An extensive title, but it is all-encompassing none the less. In my 14 plus years of touching devices, I can say that I have seen and felt thousands of pieces of equipment. Though the scenarios in which I am working with the different types of equipment, and the clients certainly do vary. So what are some of the situations that allow for me to handle these various pieces of equipment? Good question, so here is my short list… data center relocations, A/V relocations, data center decommissioning, and green recycling projects.
I would attest that physical security in my field of work is number one, and my clients feel the same way. My thought is the people I work with are so aware (nervous) about chain of custody, CYA, and the end result being nothing less than exceptional. This is no matter the scope of work we are performing. I often find myself hearing clients expressing in a subtle way that they really want to know I care about their project, reputation, and it’s not just about hitting their wallets as hard and fast as I can. My work ethic is such that the part in which I have played in a client’s project makes think I leave a little bit of myself behind each time. So yes I am emotionally involved in each and every client/client project.
Leaving the various scopes of work on hold for a moment, there is one particular aspect often discussed with clients. It’s pretty much standard conversation, and if it isn’t, I am without a doubt going to spark conversation on it. The title of this article says it all, Hard Drive & Media Destruction. I would like to educate you on the simple definition of destruction. Destruction is a noun, pronounced /dYÈstrYkSH(Y)n/; and the definition is the action or process of causing so much damage to something that it no longer exists or cannot be repaired.
I have such a deep emotional tie to the services I am involved in, and look/prepare for worst case 100% of the time. The simple reason (not really) is that I have been performing tech services for over a decade and have seen/heard most of it. To be honest I still see many new things, but this is off topic.
So in keeping this article to the point and direct, there is only one way to create a safe end of life solution for your data storage, BY DESTROYING IT (then green recycle). Companies and people alike take our environment into consideration more now than in the past with green recycling the massive amounts of e-waste. Far more people in the past (and now) did not consider the data held on hard drives, and would call the recycling guy to come down and “haul” their junk to be “recycled”. Like anything in life, all business and work ethic are not created equally. Some of that “recycled” equipment and hard drives that were supposed to be “junked” in fact ended up on online auction sites, and sold locally. This, then and now is a PR nightmare, and can often times never be undone. Especially if the data on the hard drives was extracted by someone who shouldn’t have it. Remember that your companies name is attached to the equipment as well, so we wouldn’t want to hear reports of “junked” equipment being found with your asset tag or serial number down by the local river.
Some fly by night “recyclers” were found not even attempting to remove the data from hard drives, or they were using “formatting” software to “erase” the hard drives. The problem is, if you are a targeted company or person; there are a multitude of people that have the abilities to recover data from a “erased” hard drive. This is one scenario from the past, and it is just as relevant today! Change the story line just a little, and it applies no matter.
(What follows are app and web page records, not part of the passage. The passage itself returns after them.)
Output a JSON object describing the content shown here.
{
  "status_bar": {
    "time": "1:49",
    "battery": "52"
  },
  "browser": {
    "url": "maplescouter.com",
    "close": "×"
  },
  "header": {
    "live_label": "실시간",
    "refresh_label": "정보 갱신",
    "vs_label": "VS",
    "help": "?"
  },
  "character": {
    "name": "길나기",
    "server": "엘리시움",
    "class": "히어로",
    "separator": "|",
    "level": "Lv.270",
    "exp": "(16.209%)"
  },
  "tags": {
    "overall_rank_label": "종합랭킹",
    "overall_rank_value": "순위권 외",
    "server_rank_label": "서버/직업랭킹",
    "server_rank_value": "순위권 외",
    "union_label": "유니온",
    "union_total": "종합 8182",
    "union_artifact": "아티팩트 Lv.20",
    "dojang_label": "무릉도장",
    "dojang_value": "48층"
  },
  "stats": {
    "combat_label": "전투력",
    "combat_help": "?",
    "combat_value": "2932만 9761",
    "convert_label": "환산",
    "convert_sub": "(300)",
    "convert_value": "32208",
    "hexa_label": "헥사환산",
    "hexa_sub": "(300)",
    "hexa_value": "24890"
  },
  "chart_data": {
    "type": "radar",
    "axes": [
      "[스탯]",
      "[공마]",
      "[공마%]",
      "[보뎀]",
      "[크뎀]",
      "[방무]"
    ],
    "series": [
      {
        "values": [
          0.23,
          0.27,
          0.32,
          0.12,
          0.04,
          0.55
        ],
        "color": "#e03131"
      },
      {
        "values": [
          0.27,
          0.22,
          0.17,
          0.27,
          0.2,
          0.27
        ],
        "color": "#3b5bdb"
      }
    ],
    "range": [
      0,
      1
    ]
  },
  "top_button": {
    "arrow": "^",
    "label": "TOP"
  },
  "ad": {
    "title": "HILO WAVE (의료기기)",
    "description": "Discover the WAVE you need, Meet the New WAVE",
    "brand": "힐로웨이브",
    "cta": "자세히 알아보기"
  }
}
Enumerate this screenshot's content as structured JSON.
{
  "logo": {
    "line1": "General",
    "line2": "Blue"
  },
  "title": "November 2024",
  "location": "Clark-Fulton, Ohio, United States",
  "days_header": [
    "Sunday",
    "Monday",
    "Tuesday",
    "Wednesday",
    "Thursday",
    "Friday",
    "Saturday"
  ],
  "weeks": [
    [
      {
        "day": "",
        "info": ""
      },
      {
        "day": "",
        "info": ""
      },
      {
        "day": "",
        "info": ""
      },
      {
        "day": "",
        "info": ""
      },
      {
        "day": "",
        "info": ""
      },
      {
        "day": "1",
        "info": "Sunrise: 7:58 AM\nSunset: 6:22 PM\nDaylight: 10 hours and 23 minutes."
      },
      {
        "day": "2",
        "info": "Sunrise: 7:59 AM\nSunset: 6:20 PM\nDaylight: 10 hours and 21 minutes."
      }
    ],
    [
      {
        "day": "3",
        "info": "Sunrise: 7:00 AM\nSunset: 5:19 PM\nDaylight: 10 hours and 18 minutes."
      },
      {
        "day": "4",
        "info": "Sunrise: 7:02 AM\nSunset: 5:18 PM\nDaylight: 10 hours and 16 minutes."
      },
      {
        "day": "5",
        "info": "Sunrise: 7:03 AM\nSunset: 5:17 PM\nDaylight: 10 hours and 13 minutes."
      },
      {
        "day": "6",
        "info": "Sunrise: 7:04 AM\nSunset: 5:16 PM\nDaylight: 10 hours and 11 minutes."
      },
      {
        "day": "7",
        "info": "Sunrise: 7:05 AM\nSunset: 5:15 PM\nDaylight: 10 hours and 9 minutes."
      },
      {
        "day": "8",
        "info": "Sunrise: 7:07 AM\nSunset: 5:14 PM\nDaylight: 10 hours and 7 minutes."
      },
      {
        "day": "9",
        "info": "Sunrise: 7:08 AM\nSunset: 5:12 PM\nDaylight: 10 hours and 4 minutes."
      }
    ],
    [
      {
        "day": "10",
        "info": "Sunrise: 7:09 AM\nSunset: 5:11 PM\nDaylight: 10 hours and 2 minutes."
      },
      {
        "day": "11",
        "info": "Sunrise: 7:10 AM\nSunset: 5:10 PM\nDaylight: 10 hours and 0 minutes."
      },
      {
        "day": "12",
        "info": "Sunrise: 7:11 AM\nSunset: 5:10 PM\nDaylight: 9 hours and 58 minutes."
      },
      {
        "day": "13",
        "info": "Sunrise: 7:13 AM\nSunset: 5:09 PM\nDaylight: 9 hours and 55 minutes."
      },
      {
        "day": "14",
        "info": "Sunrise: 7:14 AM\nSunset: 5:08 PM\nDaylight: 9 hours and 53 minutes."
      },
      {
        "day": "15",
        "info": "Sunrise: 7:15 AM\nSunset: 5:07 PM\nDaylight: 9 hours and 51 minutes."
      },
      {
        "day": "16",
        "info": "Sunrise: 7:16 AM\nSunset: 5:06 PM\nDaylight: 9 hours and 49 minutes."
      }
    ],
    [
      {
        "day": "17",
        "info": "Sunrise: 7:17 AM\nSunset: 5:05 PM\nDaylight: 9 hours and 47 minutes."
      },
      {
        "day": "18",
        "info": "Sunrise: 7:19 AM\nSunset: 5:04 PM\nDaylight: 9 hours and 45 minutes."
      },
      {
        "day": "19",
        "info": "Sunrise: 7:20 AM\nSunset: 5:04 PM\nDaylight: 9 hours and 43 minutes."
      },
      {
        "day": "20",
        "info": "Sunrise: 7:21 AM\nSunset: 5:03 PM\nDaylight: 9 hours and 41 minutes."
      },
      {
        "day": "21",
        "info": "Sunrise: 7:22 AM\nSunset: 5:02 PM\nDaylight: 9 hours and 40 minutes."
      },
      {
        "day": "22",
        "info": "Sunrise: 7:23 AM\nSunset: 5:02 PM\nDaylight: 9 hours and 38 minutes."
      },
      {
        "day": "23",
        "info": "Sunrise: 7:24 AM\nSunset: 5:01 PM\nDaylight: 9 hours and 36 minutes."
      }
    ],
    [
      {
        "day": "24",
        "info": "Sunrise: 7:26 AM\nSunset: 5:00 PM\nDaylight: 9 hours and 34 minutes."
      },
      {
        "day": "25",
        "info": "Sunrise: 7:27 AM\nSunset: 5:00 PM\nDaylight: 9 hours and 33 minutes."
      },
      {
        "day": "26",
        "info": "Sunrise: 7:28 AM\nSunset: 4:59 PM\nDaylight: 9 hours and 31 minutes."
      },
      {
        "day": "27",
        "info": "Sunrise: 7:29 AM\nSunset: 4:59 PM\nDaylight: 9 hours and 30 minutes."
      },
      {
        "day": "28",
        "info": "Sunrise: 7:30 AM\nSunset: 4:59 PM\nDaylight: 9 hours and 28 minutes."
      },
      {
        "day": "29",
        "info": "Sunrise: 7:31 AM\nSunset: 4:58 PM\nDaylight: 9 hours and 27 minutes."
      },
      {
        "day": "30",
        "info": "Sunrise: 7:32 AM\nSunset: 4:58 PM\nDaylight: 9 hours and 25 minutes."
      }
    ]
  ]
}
IBM sponsored the 11th annual Cost of Data Breach Study, which is the industry’s gold-standard benchmark research, independently conducted by Ponemon Institute. 2016’s study found the average consolidated total cost of a data breach grew from $3.8 million in 2015 to $4 million dollars! In addition to the data breach cost data, Ponemon Institute’s global study puts the likelihood of a material data breach involving 10,000 lost or stolen records within the next 24 months at 26%. These numbers will make you lose your breath, and I hope it doesn’t make you lose sleep because of your last hard drive, media, and recycling pickup.
The entire point of this article is to raise your awareness on data breaches, and theft of data. Unless you plan to keep and redeploy not in use hard drives internally, please mechanically shred all hard drives and media storage! In my opinion the risk in using 3rd party applications to delete drive prior to disposing, or trusting someone to take your intact hard drives away isn’t worth your reputation or your companies.